━━━ Extracted information ━━━

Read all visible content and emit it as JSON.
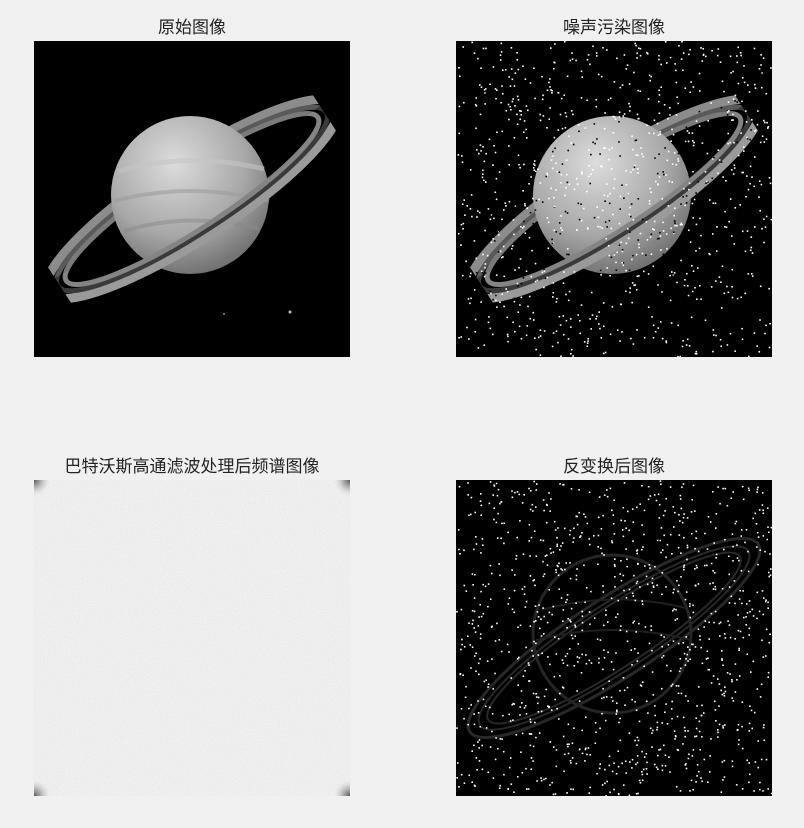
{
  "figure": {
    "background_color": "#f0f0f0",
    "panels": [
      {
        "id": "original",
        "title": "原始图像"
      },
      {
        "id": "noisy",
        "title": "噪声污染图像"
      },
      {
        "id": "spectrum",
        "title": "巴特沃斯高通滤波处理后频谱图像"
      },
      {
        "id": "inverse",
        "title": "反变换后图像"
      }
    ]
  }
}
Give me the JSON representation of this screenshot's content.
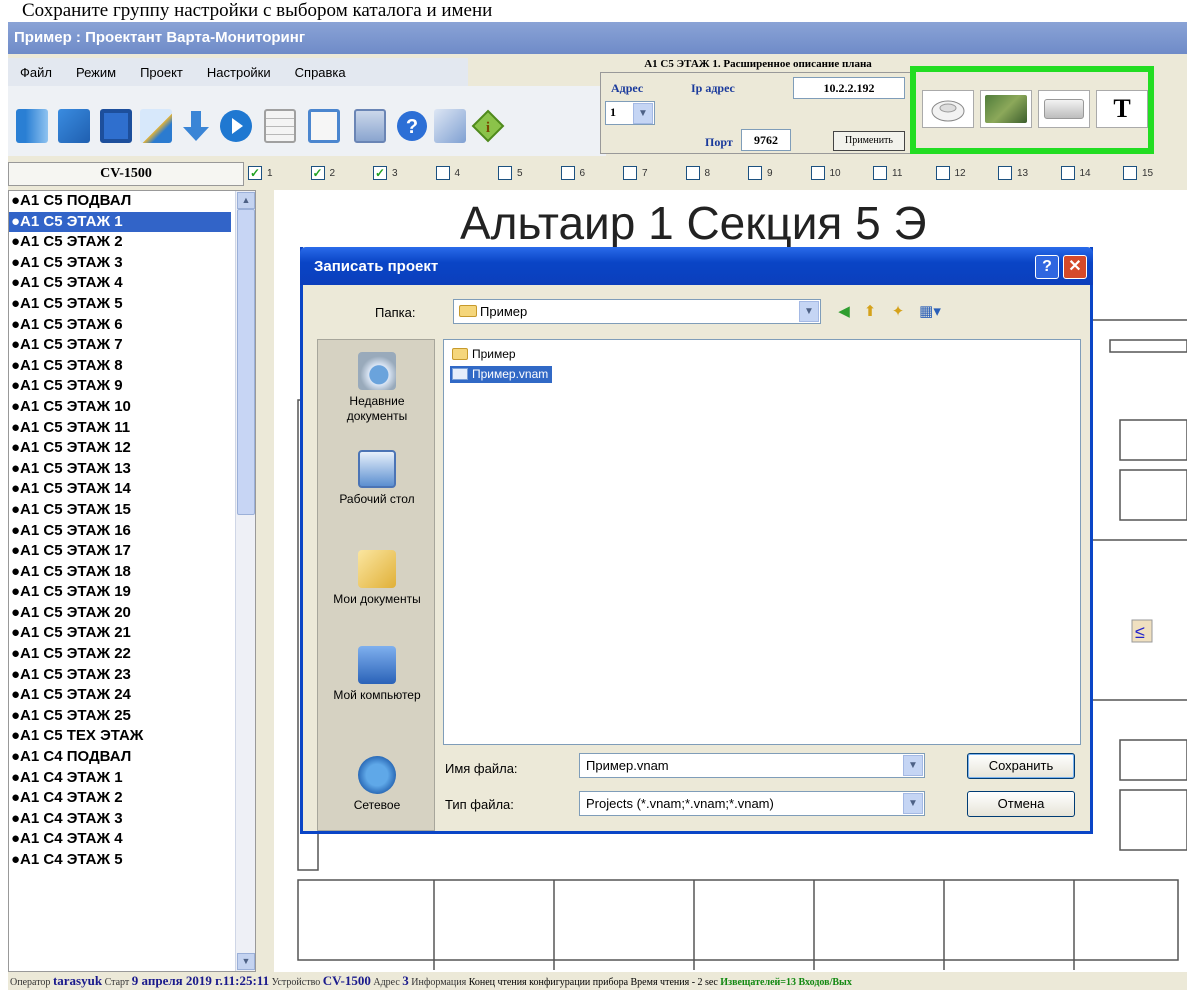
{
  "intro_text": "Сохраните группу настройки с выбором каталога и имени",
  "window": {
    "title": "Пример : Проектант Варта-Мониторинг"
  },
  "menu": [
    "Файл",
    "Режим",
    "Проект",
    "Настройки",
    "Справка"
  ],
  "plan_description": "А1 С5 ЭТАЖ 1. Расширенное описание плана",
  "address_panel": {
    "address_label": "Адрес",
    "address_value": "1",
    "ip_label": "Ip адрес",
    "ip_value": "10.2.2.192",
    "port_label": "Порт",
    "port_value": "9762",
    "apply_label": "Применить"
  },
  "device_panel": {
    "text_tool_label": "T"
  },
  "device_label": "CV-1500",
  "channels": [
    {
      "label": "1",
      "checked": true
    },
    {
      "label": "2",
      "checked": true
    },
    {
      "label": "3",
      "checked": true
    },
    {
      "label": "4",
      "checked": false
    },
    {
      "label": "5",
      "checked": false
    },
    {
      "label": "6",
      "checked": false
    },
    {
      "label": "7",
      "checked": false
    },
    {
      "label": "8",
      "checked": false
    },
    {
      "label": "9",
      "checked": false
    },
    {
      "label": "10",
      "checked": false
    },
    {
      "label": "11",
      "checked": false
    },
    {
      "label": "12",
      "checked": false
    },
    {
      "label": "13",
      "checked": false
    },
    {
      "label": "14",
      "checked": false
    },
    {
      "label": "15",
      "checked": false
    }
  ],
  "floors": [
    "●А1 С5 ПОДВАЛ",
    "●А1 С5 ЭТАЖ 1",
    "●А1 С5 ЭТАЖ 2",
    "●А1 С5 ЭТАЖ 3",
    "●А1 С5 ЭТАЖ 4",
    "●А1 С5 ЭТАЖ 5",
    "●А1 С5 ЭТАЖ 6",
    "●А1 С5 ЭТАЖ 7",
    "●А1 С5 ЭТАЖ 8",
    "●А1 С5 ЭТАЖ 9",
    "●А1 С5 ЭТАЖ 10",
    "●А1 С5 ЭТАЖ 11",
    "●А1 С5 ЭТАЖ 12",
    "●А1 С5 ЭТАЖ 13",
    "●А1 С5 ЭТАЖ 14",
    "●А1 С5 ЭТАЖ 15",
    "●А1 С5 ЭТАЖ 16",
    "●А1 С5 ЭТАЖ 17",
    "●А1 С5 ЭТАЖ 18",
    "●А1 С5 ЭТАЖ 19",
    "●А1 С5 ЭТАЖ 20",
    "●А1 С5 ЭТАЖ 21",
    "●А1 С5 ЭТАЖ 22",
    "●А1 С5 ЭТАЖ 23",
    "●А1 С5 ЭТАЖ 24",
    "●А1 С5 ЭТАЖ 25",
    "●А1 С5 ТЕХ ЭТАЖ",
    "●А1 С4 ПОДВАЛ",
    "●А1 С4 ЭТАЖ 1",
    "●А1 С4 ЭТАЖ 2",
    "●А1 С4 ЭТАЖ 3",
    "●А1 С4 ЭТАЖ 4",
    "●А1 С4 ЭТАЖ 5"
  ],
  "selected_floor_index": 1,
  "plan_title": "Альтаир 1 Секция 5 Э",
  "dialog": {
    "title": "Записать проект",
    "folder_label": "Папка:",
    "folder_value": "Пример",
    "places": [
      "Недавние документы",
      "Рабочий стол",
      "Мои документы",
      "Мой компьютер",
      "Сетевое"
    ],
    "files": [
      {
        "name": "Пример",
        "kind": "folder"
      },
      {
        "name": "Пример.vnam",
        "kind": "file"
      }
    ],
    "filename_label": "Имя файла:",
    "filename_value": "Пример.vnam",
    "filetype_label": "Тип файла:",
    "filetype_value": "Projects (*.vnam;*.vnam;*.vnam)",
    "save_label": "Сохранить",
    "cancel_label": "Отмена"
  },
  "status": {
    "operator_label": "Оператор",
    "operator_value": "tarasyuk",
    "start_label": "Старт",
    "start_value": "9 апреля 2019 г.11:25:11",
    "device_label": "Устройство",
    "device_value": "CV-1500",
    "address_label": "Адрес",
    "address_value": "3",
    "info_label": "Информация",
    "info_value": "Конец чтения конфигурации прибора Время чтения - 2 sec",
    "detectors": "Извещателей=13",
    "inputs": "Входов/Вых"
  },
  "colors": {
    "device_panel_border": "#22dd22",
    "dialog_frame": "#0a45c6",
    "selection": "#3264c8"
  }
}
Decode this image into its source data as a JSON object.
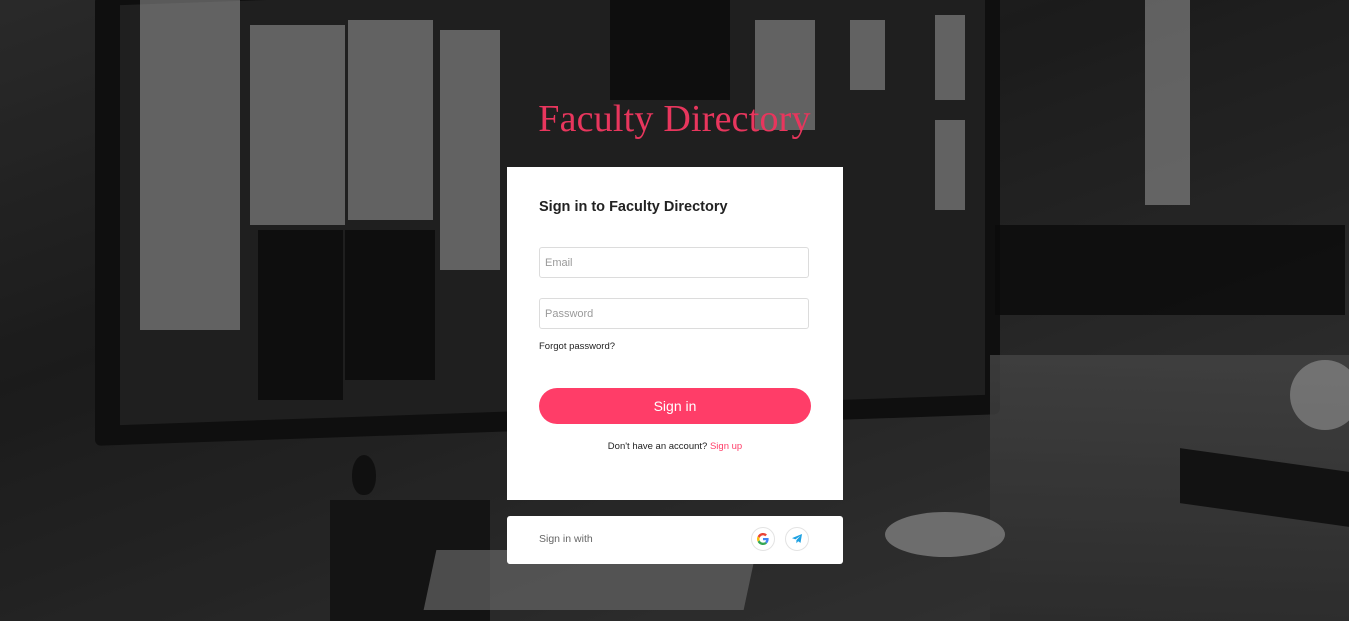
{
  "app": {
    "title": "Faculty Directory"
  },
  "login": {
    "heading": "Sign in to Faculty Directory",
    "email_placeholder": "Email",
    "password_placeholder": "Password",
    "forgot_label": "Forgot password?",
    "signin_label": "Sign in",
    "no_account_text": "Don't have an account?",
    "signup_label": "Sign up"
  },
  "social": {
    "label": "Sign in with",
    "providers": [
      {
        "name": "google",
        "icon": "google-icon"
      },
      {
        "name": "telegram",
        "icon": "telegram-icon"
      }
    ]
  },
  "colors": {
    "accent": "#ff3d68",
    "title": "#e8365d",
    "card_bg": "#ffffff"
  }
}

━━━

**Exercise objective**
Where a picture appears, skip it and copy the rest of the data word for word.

**Answer for the task**
Read all visible content and emit it as JSON.
{
  "figure": {
    "background_color": "#f0f0f0",
    "panels": [
      {
        "id": "original",
        "title": "原始图像"
      },
      {
        "id": "noisy",
        "title": "噪声污染图像"
      },
      {
        "id": "spectrum",
        "title": "巴特沃斯高通滤波处理后频谱图像"
      },
      {
        "id": "inverse",
        "title": "反变换后图像"
      }
    ]
  }
}
Give me the JSON representation of this screenshot's content.
{
  "intro_text": "Сохраните группу настройки с выбором каталога и имени",
  "window": {
    "title": "Пример : Проектант Варта-Мониторинг"
  },
  "menu": [
    "Файл",
    "Режим",
    "Проект",
    "Настройки",
    "Справка"
  ],
  "plan_description": "А1 С5 ЭТАЖ 1. Расширенное описание плана",
  "address_panel": {
    "address_label": "Адрес",
    "address_value": "1",
    "ip_label": "Ip адрес",
    "ip_value": "10.2.2.192",
    "port_label": "Порт",
    "port_value": "9762",
    "apply_label": "Применить"
  },
  "device_panel": {
    "text_tool_label": "T"
  },
  "device_label": "CV-1500",
  "channels": [
    {
      "label": "1",
      "checked": true
    },
    {
      "label": "2",
      "checked": true
    },
    {
      "label": "3",
      "checked": true
    },
    {
      "label": "4",
      "checked": false
    },
    {
      "label": "5",
      "checked": false
    },
    {
      "label": "6",
      "checked": false
    },
    {
      "label": "7",
      "checked": false
    },
    {
      "label": "8",
      "checked": false
    },
    {
      "label": "9",
      "checked": false
    },
    {
      "label": "10",
      "checked": false
    },
    {
      "label": "11",
      "checked": false
    },
    {
      "label": "12",
      "checked": false
    },
    {
      "label": "13",
      "checked": false
    },
    {
      "label": "14",
      "checked": false
    },
    {
      "label": "15",
      "checked": false
    }
  ],
  "floors": [
    "●А1 С5 ПОДВАЛ",
    "●А1 С5 ЭТАЖ 1",
    "●А1 С5 ЭТАЖ 2",
    "●А1 С5 ЭТАЖ 3",
    "●А1 С5 ЭТАЖ 4",
    "●А1 С5 ЭТАЖ 5",
    "●А1 С5 ЭТАЖ 6",
    "●А1 С5 ЭТАЖ 7",
    "●А1 С5 ЭТАЖ 8",
    "●А1 С5 ЭТАЖ 9",
    "●А1 С5 ЭТАЖ 10",
    "●А1 С5 ЭТАЖ 11",
    "●А1 С5 ЭТАЖ 12",
    "●А1 С5 ЭТАЖ 13",
    "●А1 С5 ЭТАЖ 14",
    "●А1 С5 ЭТАЖ 15",
    "●А1 С5 ЭТАЖ 16",
    "●А1 С5 ЭТАЖ 17",
    "●А1 С5 ЭТАЖ 18",
    "●А1 С5 ЭТАЖ 19",
    "●А1 С5 ЭТАЖ 20",
    "●А1 С5 ЭТАЖ 21",
    "●А1 С5 ЭТАЖ 22",
    "●А1 С5 ЭТАЖ 23",
    "●А1 С5 ЭТАЖ 24",
    "●А1 С5 ЭТАЖ 25",
    "●А1 С5 ТЕХ ЭТАЖ",
    "●А1 С4 ПОДВАЛ",
    "●А1 С4 ЭТАЖ 1",
    "●А1 С4 ЭТАЖ 2",
    "●А1 С4 ЭТАЖ 3",
    "●А1 С4 ЭТАЖ 4",
    "●А1 С4 ЭТАЖ 5"
  ],
  "selected_floor_index": 1,
  "plan_title": "Альтаир 1 Секция 5 Э",
  "dialog": {
    "title": "Записать проект",
    "folder_label": "Папка:",
    "folder_value": "Пример",
    "places": [
      "Недавние документы",
      "Рабочий стол",
      "Мои документы",
      "Мой компьютер",
      "Сетевое"
    ],
    "files": [
      {
        "name": "Пример",
        "kind": "folder"
      },
      {
        "name": "Пример.vnam",
        "kind": "file"
      }
    ],
    "filename_label": "Имя файла:",
    "filename_value": "Пример.vnam",
    "filetype_label": "Тип файла:",
    "filetype_value": "Projects (*.vnam;*.vnam;*.vnam)",
    "save_label": "Сохранить",
    "cancel_label": "Отмена"
  },
  "status": {
    "operator_label": "Оператор",
    "operator_value": "tarasyuk",
    "start_label": "Старт",
    "start_value": "9 апреля 2019 г.11:25:11",
    "device_label": "Устройство",
    "device_value": "CV-1500",
    "address_label": "Адрес",
    "address_value": "3",
    "info_label": "Информация",
    "info_value": "Конец чтения конфигурации прибора Время чтения - 2 sec",
    "detectors": "Извещателей=13",
    "inputs": "Входов/Вых"
  },
  "colors": {
    "device_panel_border": "#22dd22",
    "dialog_frame": "#0a45c6",
    "selection": "#3264c8"
  }
}
Decode this image into its source data as a JSON object.
{
  "app": {
    "title": "Faculty Directory"
  },
  "login": {
    "heading": "Sign in to Faculty Directory",
    "email_placeholder": "Email",
    "password_placeholder": "Password",
    "forgot_label": "Forgot password?",
    "signin_label": "Sign in",
    "no_account_text": "Don't have an account?",
    "signup_label": "Sign up"
  },
  "social": {
    "label": "Sign in with",
    "providers": [
      {
        "name": "google",
        "icon": "google-icon"
      },
      {
        "name": "telegram",
        "icon": "telegram-icon"
      }
    ]
  },
  "colors": {
    "accent": "#ff3d68",
    "title": "#e8365d",
    "card_bg": "#ffffff"
  }
}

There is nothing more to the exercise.